‘25th Amendment intended to deal with precisely this sort of danger from executive power,’ professor says
There are growing calls among lawmakers and even some business leaders for Vice President Mike Pence to seriously consider invoking the 25th Amendment of the Constitution to remove President Trump from office following yesterday’s violence at the U.S. Capitol. The 25th Amendment formalizes that the vice president takes over the duties of the presidency in the event of a president’s death, inability to perform his duties or resignation from office. It also lays out a process by which a sitting president may be removed from office.

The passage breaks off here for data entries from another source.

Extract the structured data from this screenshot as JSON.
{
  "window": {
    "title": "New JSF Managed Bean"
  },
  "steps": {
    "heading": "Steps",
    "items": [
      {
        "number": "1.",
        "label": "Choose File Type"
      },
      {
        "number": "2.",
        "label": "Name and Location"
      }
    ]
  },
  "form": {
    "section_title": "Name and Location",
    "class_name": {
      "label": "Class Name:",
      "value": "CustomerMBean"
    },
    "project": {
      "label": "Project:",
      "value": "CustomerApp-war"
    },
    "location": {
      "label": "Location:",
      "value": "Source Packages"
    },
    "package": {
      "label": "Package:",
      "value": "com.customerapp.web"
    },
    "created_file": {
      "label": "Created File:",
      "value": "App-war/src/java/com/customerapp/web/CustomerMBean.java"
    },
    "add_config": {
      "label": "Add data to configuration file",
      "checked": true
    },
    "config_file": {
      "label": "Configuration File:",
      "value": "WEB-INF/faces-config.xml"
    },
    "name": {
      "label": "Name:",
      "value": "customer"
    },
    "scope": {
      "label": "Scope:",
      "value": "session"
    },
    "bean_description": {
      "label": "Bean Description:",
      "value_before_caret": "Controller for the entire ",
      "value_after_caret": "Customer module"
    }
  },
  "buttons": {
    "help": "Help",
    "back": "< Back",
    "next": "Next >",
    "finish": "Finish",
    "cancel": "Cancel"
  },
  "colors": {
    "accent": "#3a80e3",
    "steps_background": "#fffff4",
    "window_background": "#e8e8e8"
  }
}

Professors from the Northwestern Pritzker School of Law, as well as from Northwestern’s history department, are available for comment.
Michael Allen is an associate professor of history. His research interests focus on U.S. political and diplomatic history. He is the author of “Until the Last Man Comes Home: POWs, MIAs, and the Unending Vietnam War.” His current work-in-progress, “New Politics: The Imperial Presidency, The Pragmatic Left, and the Problem of Democratic Power, 1933-1981,” treats evolving left-liberal relations to presidential power in the postwar era. He can be reached by contacting Stephanie Kulke at firstname.lastname@example.org.
Quote from Professor Allen
“It is past time for national leaders who wish to protect our nation and preserve its democracy to impeach and convict Donald Trump and/or seek to remove him from office via the 25th Amendment, both of which were intended to deal with precisely this sort of danger from executive power, which the nation’s founders considered the most grave threat to a constitutional democracy, one nearly as dangerous as the king they had just waged revolution against. He has shown over the last 24 hours and over the last two months, that he only becomes more dangerous as his days as president dwindle and he cannot safely be allowed to remain in office.”
Daniel Rodriguez is the Harold Washington Professor of Law and previously served as a dean of the Law School. Among his focus areas are administrative law, local government law and federal and state constitutional law. He can be reached at email@example.com.